→ Source information:
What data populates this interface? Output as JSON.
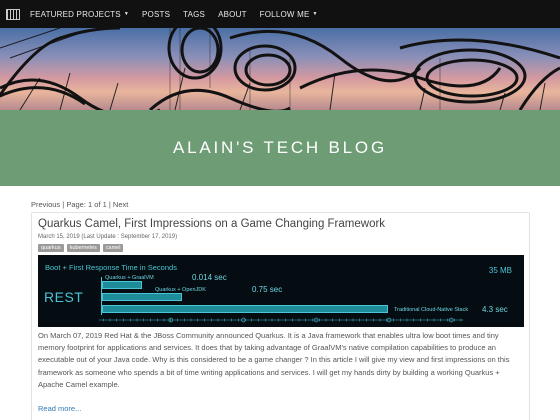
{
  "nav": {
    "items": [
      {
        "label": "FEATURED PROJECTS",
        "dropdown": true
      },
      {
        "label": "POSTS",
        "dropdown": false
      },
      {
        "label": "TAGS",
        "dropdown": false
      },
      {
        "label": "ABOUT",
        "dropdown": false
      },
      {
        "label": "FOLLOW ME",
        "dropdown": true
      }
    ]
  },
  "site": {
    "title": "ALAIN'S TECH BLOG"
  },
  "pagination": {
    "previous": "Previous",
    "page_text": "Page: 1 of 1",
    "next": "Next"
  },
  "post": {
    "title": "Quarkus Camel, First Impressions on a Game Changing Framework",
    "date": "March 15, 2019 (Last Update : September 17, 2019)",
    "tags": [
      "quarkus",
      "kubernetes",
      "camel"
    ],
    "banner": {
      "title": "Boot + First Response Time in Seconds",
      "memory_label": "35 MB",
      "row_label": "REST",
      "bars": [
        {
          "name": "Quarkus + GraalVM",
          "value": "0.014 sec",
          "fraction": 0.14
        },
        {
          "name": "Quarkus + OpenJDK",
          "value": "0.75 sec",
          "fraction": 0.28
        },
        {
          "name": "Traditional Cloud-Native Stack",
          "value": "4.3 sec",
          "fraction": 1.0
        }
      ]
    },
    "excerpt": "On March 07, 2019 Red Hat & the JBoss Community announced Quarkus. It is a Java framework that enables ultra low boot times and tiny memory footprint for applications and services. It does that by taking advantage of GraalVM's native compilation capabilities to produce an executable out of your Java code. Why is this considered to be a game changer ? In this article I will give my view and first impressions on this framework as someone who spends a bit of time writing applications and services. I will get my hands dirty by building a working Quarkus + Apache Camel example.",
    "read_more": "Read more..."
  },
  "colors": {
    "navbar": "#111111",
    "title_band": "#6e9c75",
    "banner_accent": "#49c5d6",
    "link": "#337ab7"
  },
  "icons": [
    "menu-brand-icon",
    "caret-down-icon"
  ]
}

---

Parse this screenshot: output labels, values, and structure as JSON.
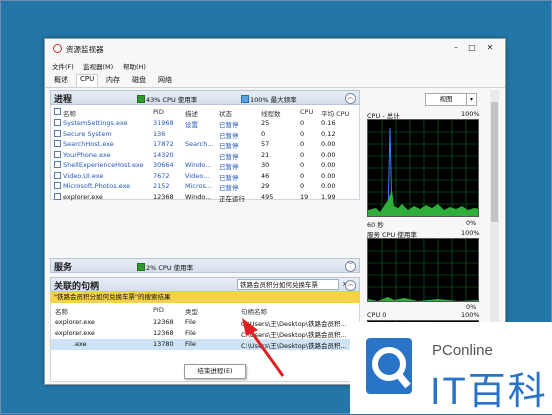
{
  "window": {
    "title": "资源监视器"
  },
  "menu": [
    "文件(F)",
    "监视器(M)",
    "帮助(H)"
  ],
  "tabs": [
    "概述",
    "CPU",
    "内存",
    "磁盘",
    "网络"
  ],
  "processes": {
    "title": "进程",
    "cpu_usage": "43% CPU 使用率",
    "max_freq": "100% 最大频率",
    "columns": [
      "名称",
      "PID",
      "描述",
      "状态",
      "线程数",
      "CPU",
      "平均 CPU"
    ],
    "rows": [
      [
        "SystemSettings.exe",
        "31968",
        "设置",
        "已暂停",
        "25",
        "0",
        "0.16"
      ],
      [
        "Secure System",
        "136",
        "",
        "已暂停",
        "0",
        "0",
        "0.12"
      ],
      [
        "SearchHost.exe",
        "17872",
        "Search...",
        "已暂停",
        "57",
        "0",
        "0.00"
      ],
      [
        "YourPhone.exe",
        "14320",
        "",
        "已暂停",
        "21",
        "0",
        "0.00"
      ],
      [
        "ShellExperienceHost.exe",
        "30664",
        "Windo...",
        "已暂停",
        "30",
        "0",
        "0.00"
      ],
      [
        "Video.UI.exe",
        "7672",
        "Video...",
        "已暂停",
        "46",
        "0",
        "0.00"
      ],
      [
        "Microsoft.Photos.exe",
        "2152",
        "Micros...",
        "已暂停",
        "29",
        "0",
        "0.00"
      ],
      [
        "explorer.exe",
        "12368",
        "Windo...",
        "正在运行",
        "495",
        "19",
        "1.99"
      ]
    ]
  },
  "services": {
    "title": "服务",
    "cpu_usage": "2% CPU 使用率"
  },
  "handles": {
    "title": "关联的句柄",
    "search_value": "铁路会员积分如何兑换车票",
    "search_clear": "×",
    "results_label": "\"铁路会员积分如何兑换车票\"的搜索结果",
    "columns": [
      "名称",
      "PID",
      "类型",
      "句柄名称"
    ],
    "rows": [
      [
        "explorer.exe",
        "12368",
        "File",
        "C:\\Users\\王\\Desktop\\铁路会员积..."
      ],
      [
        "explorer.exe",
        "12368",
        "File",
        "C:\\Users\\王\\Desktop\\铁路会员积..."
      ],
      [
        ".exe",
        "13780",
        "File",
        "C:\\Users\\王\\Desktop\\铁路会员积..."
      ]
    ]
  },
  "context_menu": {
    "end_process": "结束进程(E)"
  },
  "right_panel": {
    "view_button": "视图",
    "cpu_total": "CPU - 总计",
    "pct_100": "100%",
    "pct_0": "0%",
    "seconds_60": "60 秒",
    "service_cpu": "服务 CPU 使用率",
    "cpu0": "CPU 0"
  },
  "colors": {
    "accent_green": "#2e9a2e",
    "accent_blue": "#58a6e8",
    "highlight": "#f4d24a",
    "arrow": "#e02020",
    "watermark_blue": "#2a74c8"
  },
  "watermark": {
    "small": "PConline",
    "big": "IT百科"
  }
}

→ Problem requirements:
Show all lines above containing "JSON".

→ Problem solution:
What data populates this interface? Output as JSON.
Parse this screenshot: output labels, values, and structure as JSON.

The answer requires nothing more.